The write decision

Sophomore expresses her passion for writing

Story by Maddie Gerrald, staff writer

I grew up with a pencil in my hand and a journal open in front of me. Constantly, I was writing. I made up elaborate stories: some about girls solving puzzling murders, some about sisters who went on adventures with their horses, and some about my best friends and our daily drama.

When I wasn’t writing, my mousy brown hair fell into my face as I buried my nose in any book I could get my hands on, searching for different worlds to crash into and lose myself in.

Reading was my way of leaving the ordinary world of long division and fractions while traveling to a place where I could pretend I was anything but the little girl who talked too much in class and dreamed too unrealistically about the future.

My favorite pastime was reading a book and feeling the emotions the character was feeling. Authors made me cry for hours, laugh out loud and think about who I really was and the way I thought. I wanted to be able to make people feel that.

I began writing outside of class when my fourth grade English teacher, Mrs. Bobo, said my story was one of the best in the class. She told me I had a talent.

From then on out ,my backpack was filled to the brim with sheets of paper filled with scribbles and jumbled messes of characters falling in love with each other as the plot crashed down around them.

Of course, as I get older, homework and socializing get in the way of my writing, but these things have also helped it. Every time something happens to me, I take those emotions and pour them onto a piece of paper, the words falling from my fingers to the page filling it up with my thoughts. When it’s 3 a.m. and my hand is cramping from holding my pen too tight, I can see a glimpse into what I want to do for the rest of my life.

Writing is a way to express what I’m feeling in the rawest form. Writing is my thoughts directly on paper, fitting together to form something that other people can feel. Writing is also rare. Few people feel the urge to write and few see the world in word form, and equally as few are able to eloquently describe it. I often hope that I am one of those people.

As soon as I voiced my ambitions to be a writer, people began trying to change my mind. They tried to convince me that wasn’t what I wanted to be, simply because writing isn’t seen as an actual profession.

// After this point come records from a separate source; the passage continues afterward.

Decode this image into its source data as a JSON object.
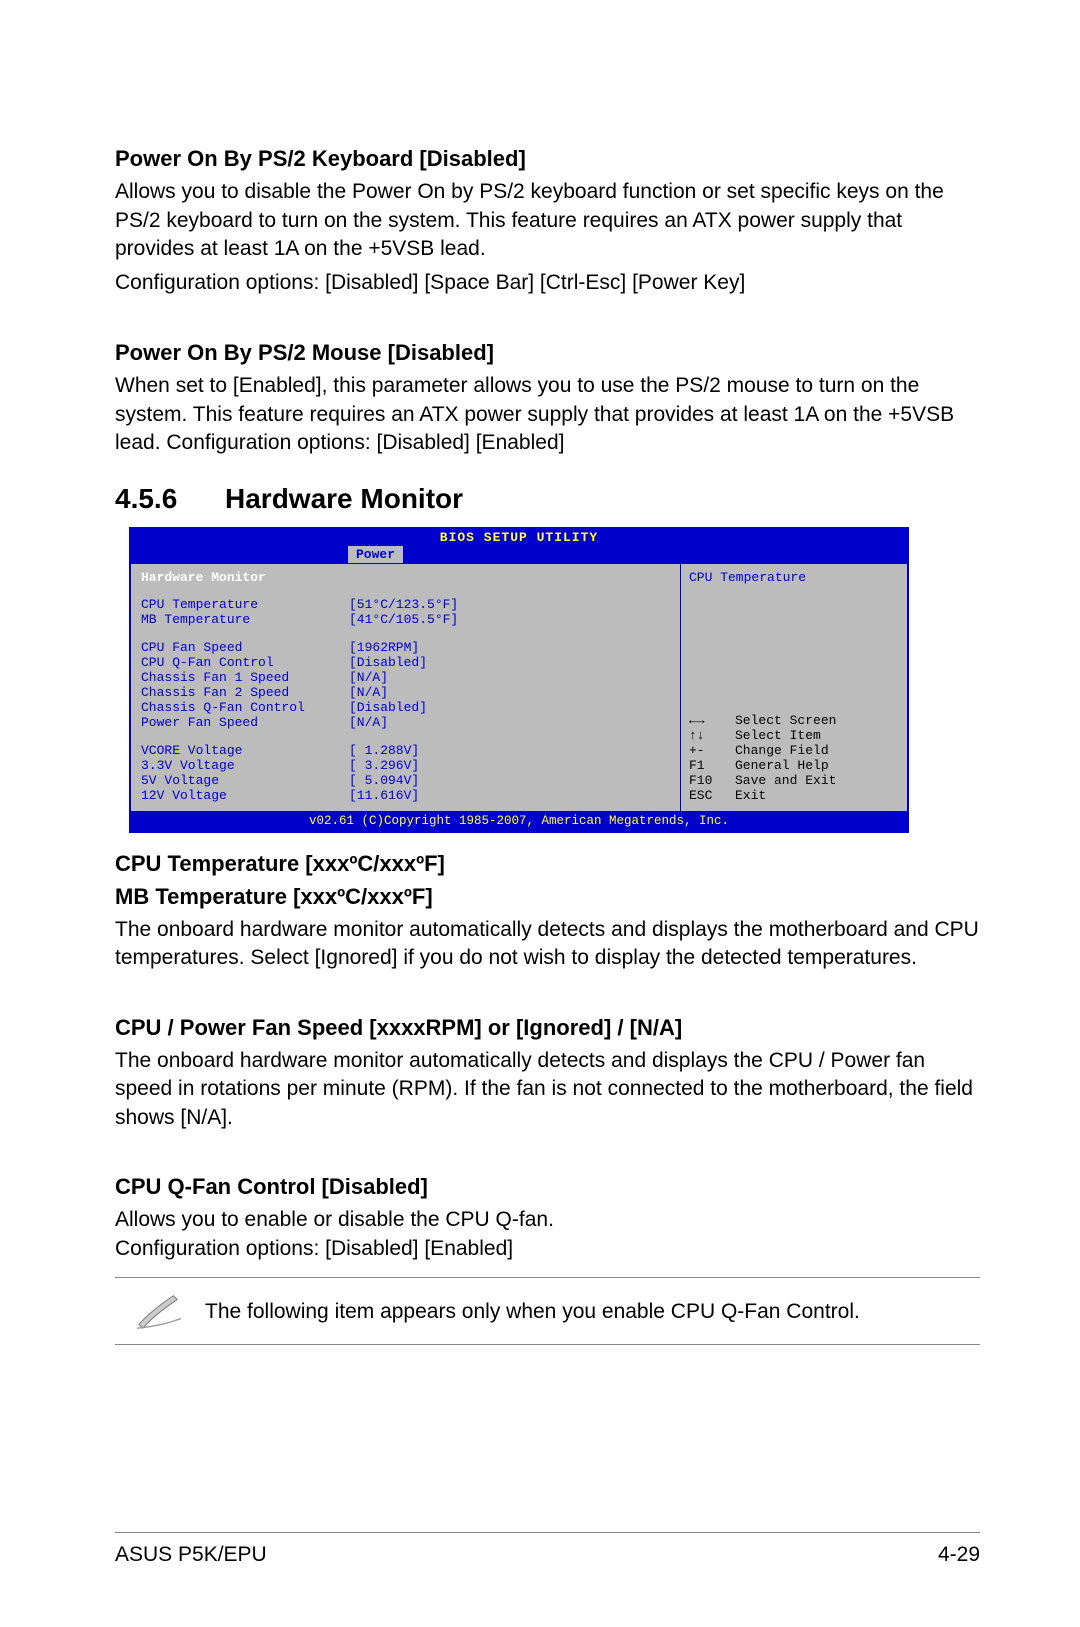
{
  "s1": {
    "heading": "Power On By PS/2 Keyboard [Disabled]",
    "body": "Allows you to disable the Power On by PS/2 keyboard function or set specific keys on the PS/2 keyboard to turn on the system. This feature requires an ATX power supply that provides at least 1A on the +5VSB lead.",
    "opts": "Configuration options: [Disabled] [Space Bar] [Ctrl-Esc] [Power Key]"
  },
  "s2": {
    "heading": "Power On By PS/2 Mouse [Disabled]",
    "body": "When set to [Enabled], this parameter allows you to use the PS/2 mouse to turn on the system. This feature requires an ATX power supply that provides at least 1A on the +5VSB lead. Configuration options: [Disabled] [Enabled]"
  },
  "subsection": {
    "number": "4.5.6",
    "title": "Hardware Monitor"
  },
  "bios": {
    "title": "BIOS SETUP UTILITY",
    "tab": "Power",
    "leftTitle": "Hardware Monitor",
    "rows1": [
      {
        "label": "CPU Temperature",
        "value": "[51°C/123.5°F]"
      },
      {
        "label": "MB Temperature",
        "value": "[41°C/105.5°F]"
      }
    ],
    "rows2": [
      {
        "label": "CPU Fan Speed",
        "value": "[1962RPM]"
      },
      {
        "label": "CPU Q-Fan Control",
        "value": "[Disabled]"
      },
      {
        "label": "Chassis Fan 1 Speed",
        "value": "[N/A]"
      },
      {
        "label": "Chassis Fan 2 Speed",
        "value": "[N/A]"
      },
      {
        "label": "Chassis Q-Fan Control",
        "value": "[Disabled]"
      },
      {
        "label": "Power Fan Speed",
        "value": "[N/A]"
      }
    ],
    "rows3": [
      {
        "label": "VCORE Voltage",
        "value": "[ 1.288V]"
      },
      {
        "label": "3.3V  Voltage",
        "value": "[ 3.296V]"
      },
      {
        "label": "5V    Voltage",
        "value": "[ 5.094V]"
      },
      {
        "label": "12V   Voltage",
        "value": "[11.616V]"
      }
    ],
    "rightTitle": "CPU Temperature",
    "help": [
      {
        "key": "←→",
        "text": "Select Screen",
        "icon": "arrows-lr"
      },
      {
        "key": "↑↓",
        "text": "Select Item",
        "icon": "arrows-ud"
      },
      {
        "key": "+-",
        "text": "Change Field"
      },
      {
        "key": "F1",
        "text": "General Help"
      },
      {
        "key": "F10",
        "text": "Save and Exit"
      },
      {
        "key": "ESC",
        "text": "Exit"
      }
    ],
    "footer": "v02.61 (C)Copyright 1985-2007, American Megatrends, Inc."
  },
  "s3": {
    "heading1": "CPU Temperature [xxxºC/xxxºF]",
    "heading2": "MB Temperature [xxxºC/xxxºF]",
    "body": "The onboard hardware monitor automatically detects and displays the motherboard and CPU temperatures. Select [Ignored] if you do not wish to display the detected temperatures."
  },
  "s4": {
    "heading": "CPU / Power Fan Speed [xxxxRPM] or [Ignored] / [N/A]",
    "body": "The onboard hardware monitor automatically detects and displays the CPU / Power fan speed in rotations per minute (RPM). If the fan is not connected to the motherboard, the field shows [N/A]."
  },
  "s5": {
    "heading": "CPU Q-Fan Control [Disabled]",
    "body1": "Allows you to enable or disable the CPU Q-fan.",
    "body2": "Configuration options: [Disabled] [Enabled]"
  },
  "note": "The following item appears only when you enable CPU Q-Fan Control.",
  "footer": {
    "left": "ASUS P5K/EPU",
    "right": "4-29"
  }
}
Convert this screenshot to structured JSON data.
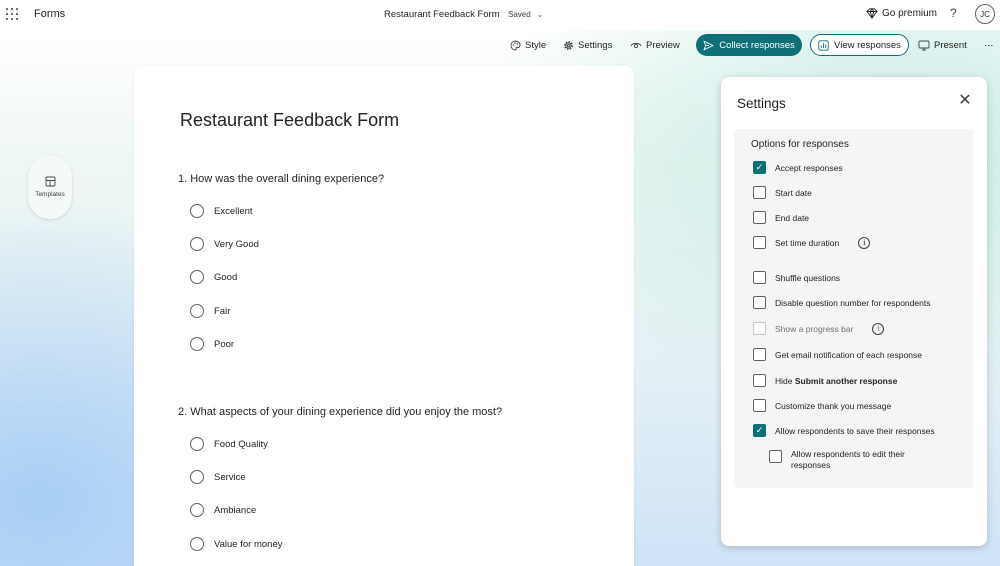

The most common reaction is, “But isn’t that a hobby?” Writing is not something you can do when you get bored. You have to spend hours staring at a blank screen, your fingers dancing across the keyboard trying to put your thoughts into words but failing so many times.

But then you get it right. A surge runs through you as the right words are suddenly there in front of you, perfectly conveyed, and everything is worth it.

I agree that creative writing may be a bad career choice. If no one likes your writing, you don’t get published. If you don’t get published, you don’t make money. If you get published and no one buys your book, you don’t make money. A thousand scenarios, each one worse than the next. But what if people like your book? Or love it?

There’s the what-ifs of course, but like so many others, I want to make the bad decision to be a writer when I grow up.